A five-judge constitution bench led by Justice K M Joseph ruled that it is up to the government to draught a statute for terminally ill patients who choose to discontinue treatment, but agreed to revise its 2018 “living will” guidelines.
He stated that if a person executes a living will prior to contracting a condition, there is a potential that enormous advances in medical research may occur in the future, making the disease curable.
Justice Anirudhha Bose stated during the hearing, “If you follow the life of Stephen Hawking. At a very young age, a prediction was made.” Hawking, who passed away on March 14, 2018, was also a patient with amyotrophic lateral sclerosis, and his lengthy survival following diagnosis has been the subject of conjecture.
Senior counsel Arvind Datar, representing one of the intervenors, stated that he knows of a case in which a patient recovered after 21 years.
Similar to Michael Schumacher, he is still in a coma, and it is unknown whether stem cell research will be able to resuscitate him.

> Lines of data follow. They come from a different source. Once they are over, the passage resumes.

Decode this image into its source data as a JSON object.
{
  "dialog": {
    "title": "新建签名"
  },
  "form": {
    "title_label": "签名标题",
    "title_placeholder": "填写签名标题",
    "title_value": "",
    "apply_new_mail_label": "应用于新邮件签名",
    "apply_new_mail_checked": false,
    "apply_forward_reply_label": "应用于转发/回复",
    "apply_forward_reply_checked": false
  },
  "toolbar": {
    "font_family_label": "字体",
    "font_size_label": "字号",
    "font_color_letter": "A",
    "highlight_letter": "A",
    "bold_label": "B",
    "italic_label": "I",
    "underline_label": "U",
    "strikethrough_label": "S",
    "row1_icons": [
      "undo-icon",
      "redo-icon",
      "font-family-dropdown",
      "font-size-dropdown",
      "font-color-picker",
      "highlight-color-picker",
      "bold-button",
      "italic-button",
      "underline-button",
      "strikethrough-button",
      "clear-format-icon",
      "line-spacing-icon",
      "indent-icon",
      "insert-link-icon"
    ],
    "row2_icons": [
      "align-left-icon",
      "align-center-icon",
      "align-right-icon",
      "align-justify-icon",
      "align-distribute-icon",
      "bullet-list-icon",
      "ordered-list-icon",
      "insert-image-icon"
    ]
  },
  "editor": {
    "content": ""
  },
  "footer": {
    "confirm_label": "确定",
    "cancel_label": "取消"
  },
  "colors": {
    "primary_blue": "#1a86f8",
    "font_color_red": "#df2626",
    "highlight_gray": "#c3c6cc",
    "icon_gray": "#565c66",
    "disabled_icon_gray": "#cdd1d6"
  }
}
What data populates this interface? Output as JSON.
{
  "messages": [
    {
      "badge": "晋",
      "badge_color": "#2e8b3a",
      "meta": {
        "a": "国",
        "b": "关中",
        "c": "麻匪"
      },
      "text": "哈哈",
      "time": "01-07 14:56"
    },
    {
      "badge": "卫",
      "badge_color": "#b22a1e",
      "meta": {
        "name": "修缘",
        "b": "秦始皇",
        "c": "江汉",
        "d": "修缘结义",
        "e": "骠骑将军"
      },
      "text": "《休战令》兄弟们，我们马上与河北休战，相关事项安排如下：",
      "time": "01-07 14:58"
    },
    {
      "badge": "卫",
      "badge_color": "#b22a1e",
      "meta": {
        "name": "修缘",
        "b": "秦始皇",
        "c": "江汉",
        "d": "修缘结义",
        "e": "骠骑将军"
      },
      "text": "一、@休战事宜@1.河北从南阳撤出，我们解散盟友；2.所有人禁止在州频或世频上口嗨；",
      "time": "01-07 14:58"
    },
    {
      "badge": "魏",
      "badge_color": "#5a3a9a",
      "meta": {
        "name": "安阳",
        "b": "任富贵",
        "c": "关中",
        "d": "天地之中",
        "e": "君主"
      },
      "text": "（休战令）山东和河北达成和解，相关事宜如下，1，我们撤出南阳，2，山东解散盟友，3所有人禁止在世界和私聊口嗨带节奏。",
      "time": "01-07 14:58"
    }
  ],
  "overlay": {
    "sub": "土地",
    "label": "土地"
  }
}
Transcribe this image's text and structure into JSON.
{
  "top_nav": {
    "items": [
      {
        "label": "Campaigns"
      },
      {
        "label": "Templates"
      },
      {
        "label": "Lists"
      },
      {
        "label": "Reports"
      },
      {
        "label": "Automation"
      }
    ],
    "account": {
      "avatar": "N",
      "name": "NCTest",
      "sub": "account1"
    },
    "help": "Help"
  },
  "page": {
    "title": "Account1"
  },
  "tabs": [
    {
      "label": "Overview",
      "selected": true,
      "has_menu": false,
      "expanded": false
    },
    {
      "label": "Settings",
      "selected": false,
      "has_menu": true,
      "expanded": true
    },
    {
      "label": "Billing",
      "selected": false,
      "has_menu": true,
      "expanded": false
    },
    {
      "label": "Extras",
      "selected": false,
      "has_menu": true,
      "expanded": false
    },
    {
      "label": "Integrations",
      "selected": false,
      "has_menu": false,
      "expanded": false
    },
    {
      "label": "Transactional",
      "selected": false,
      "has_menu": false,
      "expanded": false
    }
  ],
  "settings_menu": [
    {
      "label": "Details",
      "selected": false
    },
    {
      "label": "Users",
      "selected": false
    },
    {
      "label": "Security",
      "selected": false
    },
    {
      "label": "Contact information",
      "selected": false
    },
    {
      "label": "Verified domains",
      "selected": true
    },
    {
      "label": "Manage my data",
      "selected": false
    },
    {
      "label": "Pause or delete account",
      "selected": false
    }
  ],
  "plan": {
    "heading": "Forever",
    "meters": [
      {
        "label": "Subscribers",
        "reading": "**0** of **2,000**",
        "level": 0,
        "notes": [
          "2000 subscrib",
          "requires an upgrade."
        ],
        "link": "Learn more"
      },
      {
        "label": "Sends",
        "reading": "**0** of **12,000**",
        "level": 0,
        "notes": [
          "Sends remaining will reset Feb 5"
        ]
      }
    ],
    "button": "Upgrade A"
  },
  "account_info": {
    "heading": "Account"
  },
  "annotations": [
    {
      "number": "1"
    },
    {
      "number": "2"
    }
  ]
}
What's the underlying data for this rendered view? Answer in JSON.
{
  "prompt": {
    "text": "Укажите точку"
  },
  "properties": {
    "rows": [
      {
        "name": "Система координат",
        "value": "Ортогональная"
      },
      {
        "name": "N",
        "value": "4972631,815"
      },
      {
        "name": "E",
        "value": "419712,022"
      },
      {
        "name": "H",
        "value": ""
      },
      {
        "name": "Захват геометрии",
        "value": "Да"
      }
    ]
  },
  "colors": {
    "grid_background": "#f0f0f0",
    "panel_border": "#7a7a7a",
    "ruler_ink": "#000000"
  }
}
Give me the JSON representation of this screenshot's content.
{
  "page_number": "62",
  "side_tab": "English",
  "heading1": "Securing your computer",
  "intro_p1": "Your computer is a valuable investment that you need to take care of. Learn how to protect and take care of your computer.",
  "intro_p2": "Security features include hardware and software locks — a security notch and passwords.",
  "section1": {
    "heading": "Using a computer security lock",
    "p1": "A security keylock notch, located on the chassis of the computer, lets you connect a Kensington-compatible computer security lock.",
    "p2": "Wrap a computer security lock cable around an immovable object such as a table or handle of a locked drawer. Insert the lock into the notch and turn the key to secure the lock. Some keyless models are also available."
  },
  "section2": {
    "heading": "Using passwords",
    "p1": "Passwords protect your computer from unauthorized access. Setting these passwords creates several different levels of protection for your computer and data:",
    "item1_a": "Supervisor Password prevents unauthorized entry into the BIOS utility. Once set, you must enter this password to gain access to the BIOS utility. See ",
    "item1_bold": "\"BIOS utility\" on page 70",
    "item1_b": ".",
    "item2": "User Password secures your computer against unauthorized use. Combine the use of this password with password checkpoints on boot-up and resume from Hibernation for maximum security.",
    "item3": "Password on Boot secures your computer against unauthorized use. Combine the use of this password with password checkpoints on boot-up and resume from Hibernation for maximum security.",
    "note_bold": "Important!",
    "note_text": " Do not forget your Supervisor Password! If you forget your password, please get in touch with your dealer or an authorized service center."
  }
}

He said, “He is still alive.”
Justice Hrishikesh Roy, who was also a member of the bench consisting of Justices Ajay Rastogi and Justice CT Ravikumar, stated, “Michael Schumacher does not have a life-threatening condition.” The proceeding will resume on Wednesday.
In its 9 March 2018 ruling, the Supreme Court acknowledged that a terminally ill patient or a person in a persistent vegetative state may execute an advance medical directive or “living will” to refuse medical treatment, holding that the right to live with dignity included “smoothing” the dying process.
It had remarked that failing to legally recognise advance medical directives could amount to “non-facilitation” of the right to a dignified death, and that dignity in the dying process was also a component of the right to life under Article 21 of the Constitution.
The top court established principles on the procedure for executing advance directives and spelled out criteria and safeguards for implementing passive euthanasia in both situations where advance directives exist and those where they do not.
“The directive and guidelines shall stay in effect until the legislature enacts laws in this area,” it stated.
Common Cause had filed a PIL seeking recognition of the “living will” made by terminally ill individuals requesting passive euthanasia.